* _INSTRUCTIONS TO FOLLOW_
Give the count of lines in the entries below that contain the string "chên", and only that count.

** Opening MATERIAL TO PROCESS block **

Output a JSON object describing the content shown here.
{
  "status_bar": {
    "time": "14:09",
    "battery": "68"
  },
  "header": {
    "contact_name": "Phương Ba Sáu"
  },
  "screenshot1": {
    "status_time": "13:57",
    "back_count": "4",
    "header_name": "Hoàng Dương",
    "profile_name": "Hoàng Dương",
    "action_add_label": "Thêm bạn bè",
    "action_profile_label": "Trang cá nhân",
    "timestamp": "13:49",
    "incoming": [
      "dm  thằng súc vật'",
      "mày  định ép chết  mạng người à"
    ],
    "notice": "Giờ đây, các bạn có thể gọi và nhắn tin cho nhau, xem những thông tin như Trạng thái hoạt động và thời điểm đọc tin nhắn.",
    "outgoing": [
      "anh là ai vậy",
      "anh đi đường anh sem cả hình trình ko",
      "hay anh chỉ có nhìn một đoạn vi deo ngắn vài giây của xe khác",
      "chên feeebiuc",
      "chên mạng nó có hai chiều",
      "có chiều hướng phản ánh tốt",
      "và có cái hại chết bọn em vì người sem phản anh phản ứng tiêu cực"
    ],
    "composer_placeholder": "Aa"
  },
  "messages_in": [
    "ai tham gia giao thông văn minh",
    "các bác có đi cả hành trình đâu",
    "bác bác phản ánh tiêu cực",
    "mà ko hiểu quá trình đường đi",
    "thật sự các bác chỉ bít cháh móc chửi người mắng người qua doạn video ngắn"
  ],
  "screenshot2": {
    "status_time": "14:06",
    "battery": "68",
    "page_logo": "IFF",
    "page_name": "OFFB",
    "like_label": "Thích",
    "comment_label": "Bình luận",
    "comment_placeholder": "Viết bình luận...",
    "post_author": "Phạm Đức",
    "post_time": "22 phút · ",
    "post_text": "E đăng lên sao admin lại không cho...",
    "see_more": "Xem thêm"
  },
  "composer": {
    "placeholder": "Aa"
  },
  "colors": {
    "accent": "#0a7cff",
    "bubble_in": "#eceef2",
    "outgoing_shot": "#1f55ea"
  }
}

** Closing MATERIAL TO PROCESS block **

* _THE ANSWER_
2